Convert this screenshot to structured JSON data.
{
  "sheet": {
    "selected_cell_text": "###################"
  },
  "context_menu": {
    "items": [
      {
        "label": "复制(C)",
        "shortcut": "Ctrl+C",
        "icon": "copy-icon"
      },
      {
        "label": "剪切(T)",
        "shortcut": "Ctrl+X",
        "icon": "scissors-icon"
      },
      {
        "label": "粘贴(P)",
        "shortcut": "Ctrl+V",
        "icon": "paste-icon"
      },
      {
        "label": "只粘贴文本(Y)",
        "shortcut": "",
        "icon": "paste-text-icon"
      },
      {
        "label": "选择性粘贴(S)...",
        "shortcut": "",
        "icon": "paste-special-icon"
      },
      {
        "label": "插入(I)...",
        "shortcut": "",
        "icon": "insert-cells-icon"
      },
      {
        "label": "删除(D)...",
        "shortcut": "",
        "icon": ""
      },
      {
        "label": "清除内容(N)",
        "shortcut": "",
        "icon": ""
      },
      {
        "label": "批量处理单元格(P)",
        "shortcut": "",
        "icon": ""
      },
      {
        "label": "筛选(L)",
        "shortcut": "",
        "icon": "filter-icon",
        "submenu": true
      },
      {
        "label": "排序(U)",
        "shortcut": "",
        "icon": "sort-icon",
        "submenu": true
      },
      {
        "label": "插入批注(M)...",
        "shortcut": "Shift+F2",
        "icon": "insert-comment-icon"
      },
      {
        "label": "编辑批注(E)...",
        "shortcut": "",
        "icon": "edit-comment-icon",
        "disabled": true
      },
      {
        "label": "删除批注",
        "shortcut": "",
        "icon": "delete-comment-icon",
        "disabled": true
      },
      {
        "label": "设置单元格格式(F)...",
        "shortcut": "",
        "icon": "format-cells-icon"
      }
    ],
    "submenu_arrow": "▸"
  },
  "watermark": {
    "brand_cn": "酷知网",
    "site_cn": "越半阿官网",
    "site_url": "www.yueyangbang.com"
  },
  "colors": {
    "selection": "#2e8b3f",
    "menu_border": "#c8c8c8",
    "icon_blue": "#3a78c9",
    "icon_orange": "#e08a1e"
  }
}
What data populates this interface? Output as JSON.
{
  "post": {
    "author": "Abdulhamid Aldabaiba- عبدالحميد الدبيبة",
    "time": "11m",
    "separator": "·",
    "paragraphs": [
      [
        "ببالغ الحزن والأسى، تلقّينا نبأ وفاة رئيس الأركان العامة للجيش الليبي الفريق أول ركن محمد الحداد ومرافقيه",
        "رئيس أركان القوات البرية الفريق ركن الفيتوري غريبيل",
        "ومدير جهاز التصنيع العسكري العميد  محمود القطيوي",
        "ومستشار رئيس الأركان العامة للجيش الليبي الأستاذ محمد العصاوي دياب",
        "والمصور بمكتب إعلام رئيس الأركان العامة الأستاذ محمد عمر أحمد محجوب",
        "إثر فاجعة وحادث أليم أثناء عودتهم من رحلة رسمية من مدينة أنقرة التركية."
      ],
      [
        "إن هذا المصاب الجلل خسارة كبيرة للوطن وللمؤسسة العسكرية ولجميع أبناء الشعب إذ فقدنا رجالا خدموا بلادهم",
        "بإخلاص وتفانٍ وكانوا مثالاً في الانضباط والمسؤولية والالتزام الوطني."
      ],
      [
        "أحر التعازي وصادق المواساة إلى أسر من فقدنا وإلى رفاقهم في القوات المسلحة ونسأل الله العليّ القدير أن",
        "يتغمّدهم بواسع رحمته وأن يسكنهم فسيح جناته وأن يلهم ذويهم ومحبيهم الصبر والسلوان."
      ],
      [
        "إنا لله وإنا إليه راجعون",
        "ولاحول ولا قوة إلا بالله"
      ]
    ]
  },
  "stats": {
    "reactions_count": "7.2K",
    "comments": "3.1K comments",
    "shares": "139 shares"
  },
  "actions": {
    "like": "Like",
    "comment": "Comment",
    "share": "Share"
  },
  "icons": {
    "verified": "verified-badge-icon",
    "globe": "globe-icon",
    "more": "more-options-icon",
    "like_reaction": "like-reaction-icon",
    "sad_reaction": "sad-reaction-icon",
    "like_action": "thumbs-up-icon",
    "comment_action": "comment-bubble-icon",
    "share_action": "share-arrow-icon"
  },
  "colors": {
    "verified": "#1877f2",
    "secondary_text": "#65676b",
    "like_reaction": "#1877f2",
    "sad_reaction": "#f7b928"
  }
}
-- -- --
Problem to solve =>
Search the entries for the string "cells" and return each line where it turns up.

Reply =>
        "icon": "insert-cells-icon"
        "icon": "format-cells-icon"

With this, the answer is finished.